WHAT IS NEEDED — Every line in the records below that holds the word "your" is to be copied.

++++++++++++++++++++

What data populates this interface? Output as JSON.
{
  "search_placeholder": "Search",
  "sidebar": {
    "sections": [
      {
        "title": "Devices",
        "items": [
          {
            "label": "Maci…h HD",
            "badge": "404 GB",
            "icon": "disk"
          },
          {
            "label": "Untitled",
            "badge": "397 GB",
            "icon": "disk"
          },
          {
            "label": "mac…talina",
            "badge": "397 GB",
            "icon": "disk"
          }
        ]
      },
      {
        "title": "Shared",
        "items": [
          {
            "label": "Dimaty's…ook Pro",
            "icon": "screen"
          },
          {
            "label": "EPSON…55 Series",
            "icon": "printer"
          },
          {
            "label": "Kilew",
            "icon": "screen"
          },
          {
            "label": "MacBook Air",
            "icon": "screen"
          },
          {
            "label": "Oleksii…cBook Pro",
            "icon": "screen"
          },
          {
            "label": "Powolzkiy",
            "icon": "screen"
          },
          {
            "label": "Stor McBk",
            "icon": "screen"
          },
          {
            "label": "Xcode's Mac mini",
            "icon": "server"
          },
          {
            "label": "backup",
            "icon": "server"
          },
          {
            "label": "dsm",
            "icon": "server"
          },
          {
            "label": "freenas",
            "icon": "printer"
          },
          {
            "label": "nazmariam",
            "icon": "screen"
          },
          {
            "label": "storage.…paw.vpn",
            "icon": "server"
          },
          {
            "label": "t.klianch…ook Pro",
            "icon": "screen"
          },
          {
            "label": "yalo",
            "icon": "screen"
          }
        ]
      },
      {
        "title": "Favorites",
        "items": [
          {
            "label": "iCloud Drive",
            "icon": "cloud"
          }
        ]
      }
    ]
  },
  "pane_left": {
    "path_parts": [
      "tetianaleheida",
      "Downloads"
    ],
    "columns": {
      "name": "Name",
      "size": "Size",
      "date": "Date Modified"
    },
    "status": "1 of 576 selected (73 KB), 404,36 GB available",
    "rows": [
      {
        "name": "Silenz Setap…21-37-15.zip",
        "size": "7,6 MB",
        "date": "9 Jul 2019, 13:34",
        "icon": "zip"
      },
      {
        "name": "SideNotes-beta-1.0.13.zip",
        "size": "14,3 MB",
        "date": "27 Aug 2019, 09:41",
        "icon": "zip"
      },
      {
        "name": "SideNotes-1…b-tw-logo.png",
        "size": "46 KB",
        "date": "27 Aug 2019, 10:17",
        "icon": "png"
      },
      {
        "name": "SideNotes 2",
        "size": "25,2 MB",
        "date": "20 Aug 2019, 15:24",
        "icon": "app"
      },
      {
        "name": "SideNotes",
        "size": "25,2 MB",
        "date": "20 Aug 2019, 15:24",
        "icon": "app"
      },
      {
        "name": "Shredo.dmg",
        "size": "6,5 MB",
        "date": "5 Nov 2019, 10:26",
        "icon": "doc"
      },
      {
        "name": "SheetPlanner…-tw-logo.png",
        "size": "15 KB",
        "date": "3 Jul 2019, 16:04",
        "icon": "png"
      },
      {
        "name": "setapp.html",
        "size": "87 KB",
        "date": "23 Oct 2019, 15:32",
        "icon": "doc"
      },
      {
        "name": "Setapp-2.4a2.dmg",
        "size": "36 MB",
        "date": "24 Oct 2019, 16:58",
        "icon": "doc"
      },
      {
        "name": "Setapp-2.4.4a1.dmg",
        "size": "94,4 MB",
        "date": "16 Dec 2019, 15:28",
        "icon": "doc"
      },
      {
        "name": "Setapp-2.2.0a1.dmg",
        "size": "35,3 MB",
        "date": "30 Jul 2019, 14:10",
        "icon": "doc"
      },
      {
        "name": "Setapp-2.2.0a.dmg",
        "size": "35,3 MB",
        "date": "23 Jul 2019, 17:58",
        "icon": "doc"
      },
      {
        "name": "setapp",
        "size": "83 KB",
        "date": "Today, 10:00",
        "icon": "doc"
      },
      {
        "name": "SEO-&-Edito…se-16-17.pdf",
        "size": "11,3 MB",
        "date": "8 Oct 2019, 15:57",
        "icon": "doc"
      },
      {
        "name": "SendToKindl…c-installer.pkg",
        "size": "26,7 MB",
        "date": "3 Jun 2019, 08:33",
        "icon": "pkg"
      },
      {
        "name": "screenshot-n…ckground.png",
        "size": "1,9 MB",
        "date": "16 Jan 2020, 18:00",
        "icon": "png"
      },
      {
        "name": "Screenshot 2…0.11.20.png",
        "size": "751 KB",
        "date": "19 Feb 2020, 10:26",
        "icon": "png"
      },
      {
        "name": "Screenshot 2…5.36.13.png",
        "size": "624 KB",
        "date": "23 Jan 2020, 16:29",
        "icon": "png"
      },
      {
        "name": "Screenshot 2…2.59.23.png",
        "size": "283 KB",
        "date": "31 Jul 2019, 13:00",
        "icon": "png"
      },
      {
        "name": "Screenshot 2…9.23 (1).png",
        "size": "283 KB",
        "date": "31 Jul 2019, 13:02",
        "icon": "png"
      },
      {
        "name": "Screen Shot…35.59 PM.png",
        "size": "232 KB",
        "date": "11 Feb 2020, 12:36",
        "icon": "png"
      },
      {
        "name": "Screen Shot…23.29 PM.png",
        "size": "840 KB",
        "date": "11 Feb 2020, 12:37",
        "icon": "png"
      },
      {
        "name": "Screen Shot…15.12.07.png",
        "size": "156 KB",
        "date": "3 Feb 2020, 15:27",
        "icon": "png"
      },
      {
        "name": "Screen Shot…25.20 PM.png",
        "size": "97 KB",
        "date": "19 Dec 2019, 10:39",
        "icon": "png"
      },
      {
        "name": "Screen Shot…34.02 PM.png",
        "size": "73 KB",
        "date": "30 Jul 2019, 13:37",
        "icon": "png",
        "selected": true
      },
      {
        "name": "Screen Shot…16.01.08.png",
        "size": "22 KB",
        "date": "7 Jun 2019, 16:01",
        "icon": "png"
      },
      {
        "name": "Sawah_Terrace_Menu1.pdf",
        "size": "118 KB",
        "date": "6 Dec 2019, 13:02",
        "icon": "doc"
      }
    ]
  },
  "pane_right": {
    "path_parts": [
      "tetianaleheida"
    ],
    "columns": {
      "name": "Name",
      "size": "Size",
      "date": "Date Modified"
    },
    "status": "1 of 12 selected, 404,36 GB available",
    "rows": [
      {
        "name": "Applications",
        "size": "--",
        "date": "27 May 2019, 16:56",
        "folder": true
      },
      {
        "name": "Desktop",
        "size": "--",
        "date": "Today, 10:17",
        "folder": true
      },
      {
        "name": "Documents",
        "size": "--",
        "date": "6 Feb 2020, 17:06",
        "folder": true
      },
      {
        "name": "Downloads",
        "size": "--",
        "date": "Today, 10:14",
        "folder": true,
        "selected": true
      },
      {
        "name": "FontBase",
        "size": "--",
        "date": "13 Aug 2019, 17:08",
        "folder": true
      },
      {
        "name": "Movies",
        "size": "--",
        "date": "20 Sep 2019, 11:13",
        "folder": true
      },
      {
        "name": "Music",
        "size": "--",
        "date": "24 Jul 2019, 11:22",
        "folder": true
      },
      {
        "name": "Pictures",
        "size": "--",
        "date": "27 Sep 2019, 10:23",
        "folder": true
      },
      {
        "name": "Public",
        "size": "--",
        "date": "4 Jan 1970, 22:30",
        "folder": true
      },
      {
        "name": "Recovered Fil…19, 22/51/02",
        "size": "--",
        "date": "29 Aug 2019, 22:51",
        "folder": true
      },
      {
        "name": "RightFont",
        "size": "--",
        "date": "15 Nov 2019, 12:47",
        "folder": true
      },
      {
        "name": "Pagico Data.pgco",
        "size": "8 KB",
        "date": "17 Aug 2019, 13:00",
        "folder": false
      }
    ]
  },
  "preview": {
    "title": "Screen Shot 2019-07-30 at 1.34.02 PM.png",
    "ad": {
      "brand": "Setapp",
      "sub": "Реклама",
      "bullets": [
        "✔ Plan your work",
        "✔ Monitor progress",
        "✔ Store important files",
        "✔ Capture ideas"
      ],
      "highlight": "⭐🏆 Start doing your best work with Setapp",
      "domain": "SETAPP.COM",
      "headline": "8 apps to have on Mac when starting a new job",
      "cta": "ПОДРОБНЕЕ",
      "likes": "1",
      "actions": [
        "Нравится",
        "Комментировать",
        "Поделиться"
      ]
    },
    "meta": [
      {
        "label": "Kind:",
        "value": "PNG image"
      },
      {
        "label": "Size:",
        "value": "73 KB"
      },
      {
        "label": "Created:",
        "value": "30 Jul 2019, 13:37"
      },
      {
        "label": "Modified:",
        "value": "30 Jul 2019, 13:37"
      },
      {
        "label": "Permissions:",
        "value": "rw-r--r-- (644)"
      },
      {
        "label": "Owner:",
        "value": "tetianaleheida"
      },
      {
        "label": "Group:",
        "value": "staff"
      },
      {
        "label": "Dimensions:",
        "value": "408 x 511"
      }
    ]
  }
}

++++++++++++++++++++

RESPONSE BOX —
        "✔ Plan your work",
      "highlight": "⭐🏆 Start doing your best work with Setapp",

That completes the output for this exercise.